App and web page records

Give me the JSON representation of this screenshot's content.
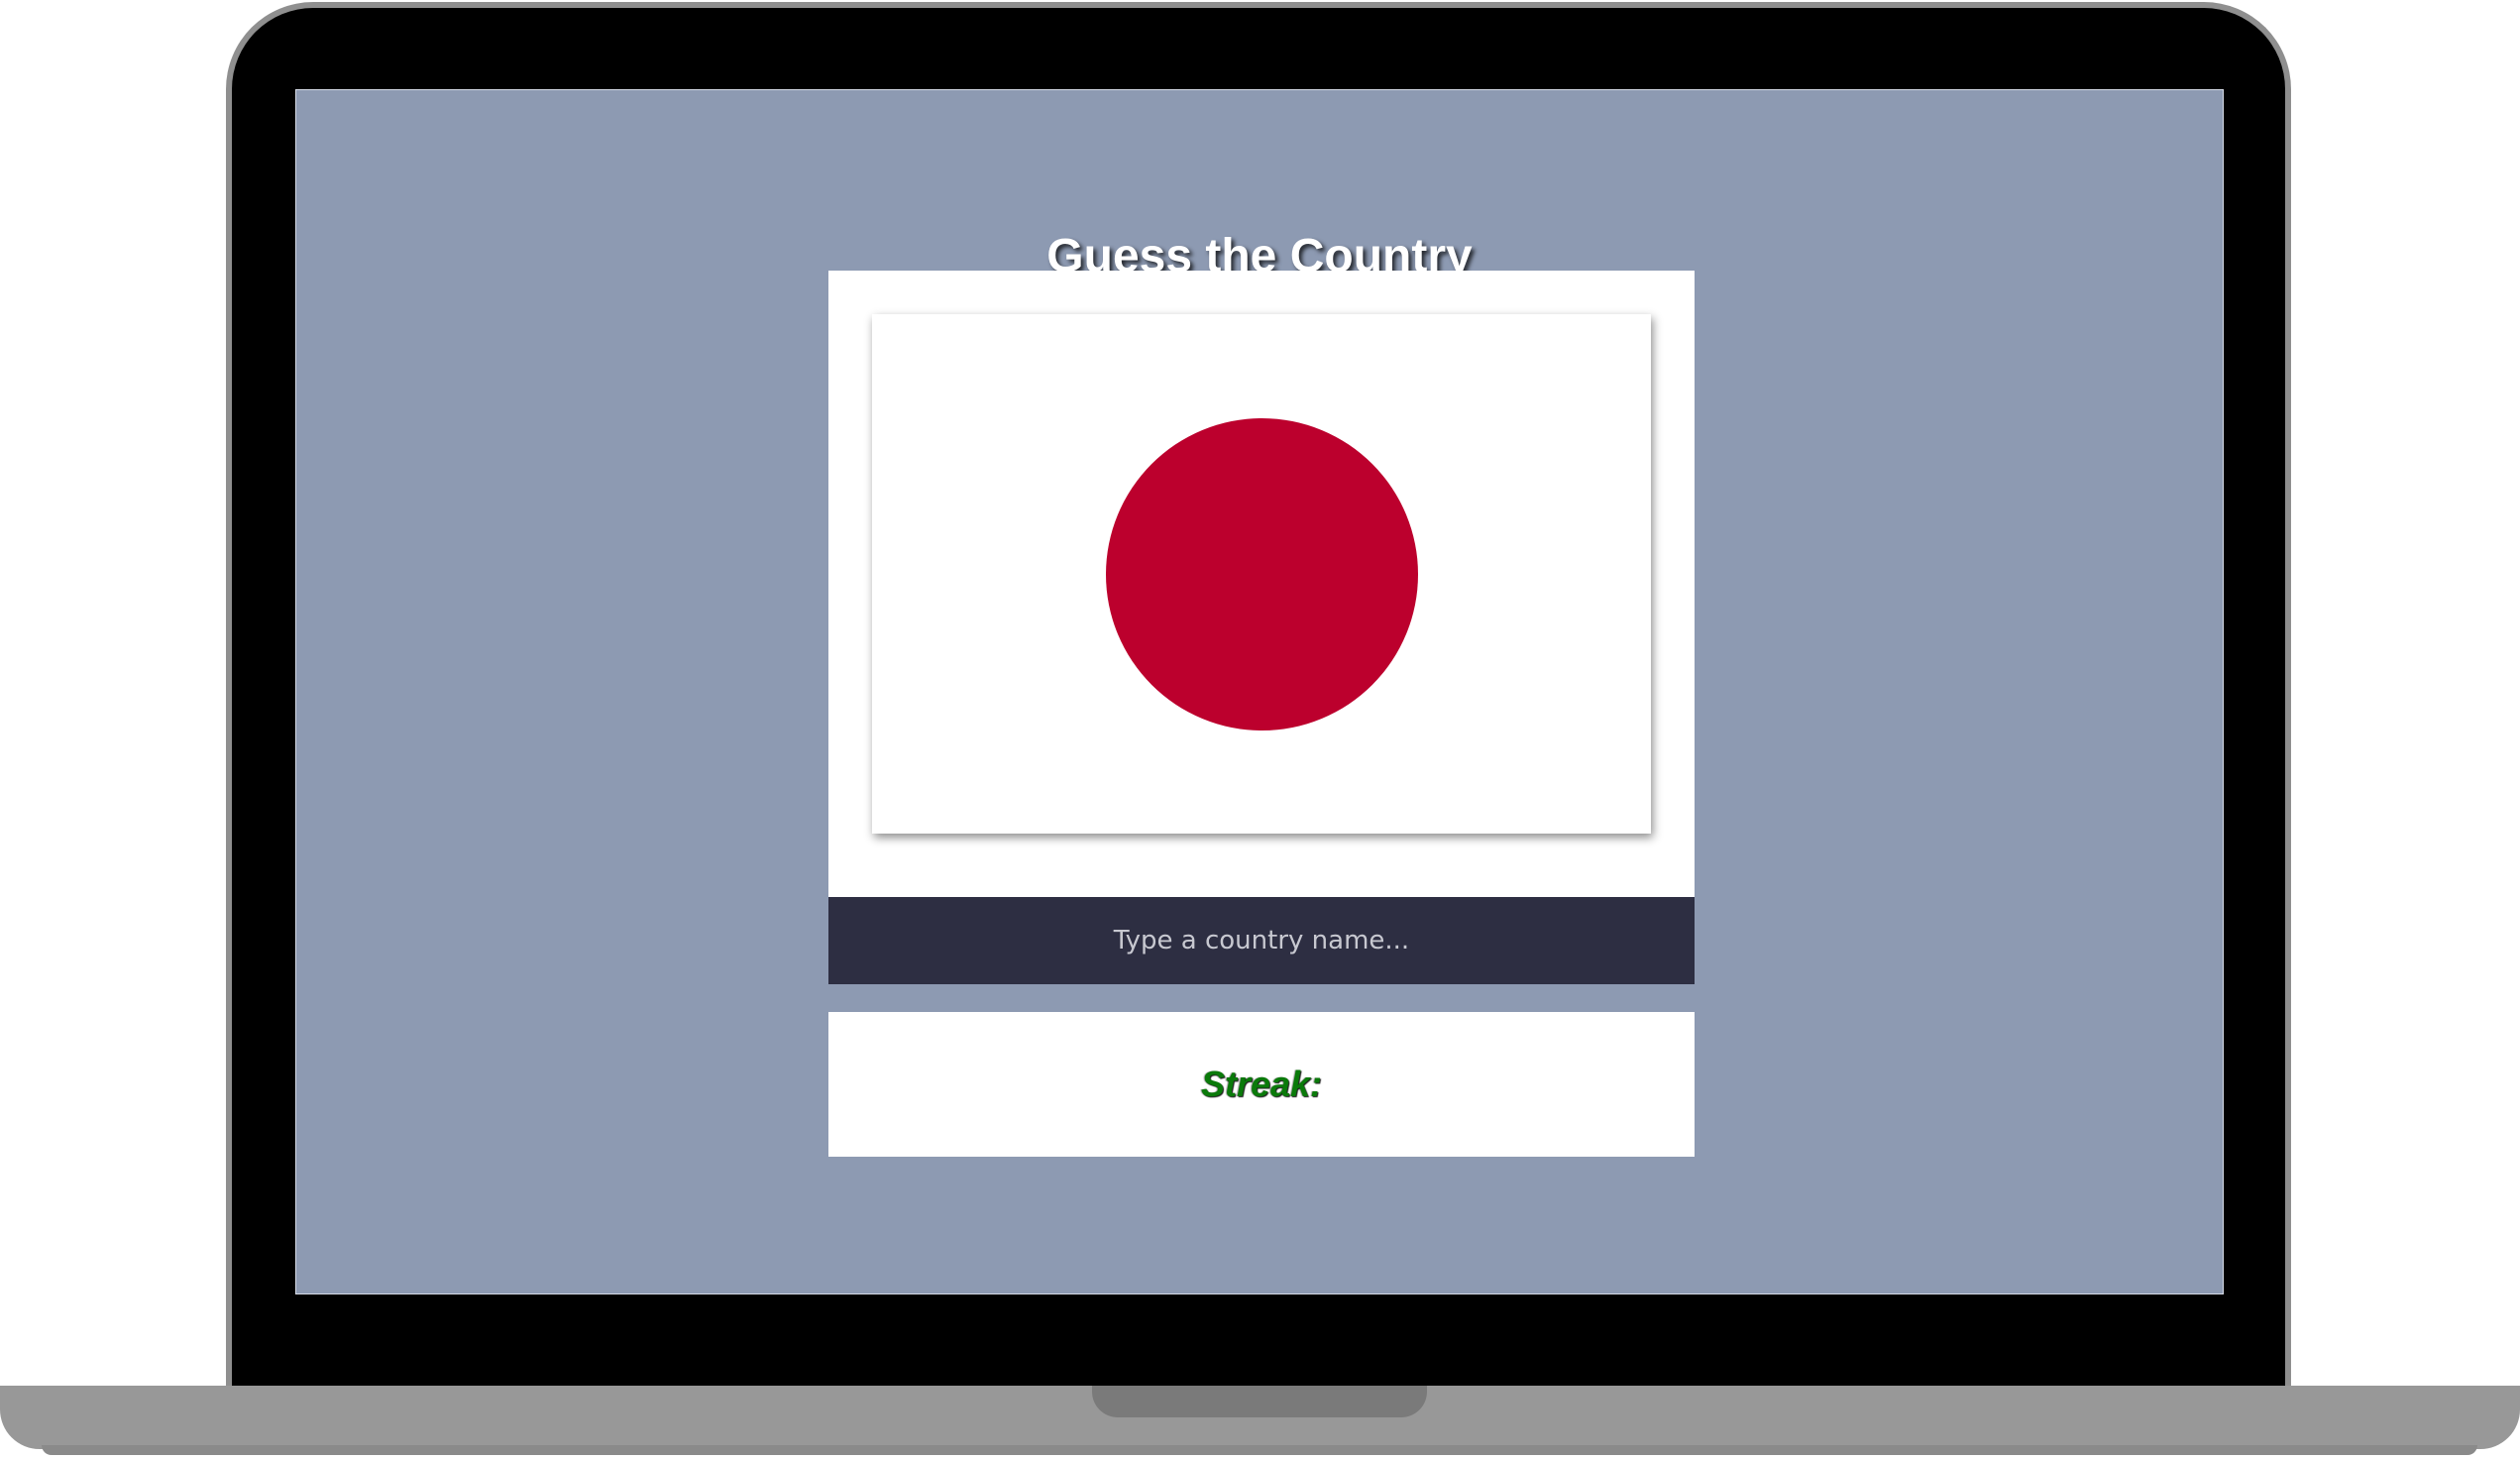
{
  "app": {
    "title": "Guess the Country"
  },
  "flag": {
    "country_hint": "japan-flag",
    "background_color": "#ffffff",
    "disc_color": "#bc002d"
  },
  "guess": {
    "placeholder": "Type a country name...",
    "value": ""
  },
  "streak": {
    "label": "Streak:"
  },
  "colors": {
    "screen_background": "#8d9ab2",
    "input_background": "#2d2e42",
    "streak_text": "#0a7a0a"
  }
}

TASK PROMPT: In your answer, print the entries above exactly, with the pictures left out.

ANSWER FOR THIS EXERCISE:
Give me the JSON representation of this screenshot's content.
{
  "app": {
    "title": "Guess the Country"
  },
  "flag": {
    "country_hint": "japan-flag",
    "background_color": "#ffffff",
    "disc_color": "#bc002d"
  },
  "guess": {
    "placeholder": "Type a country name...",
    "value": ""
  },
  "streak": {
    "label": "Streak:"
  },
  "colors": {
    "screen_background": "#8d9ab2",
    "input_background": "#2d2e42",
    "streak_text": "#0a7a0a"
  }
}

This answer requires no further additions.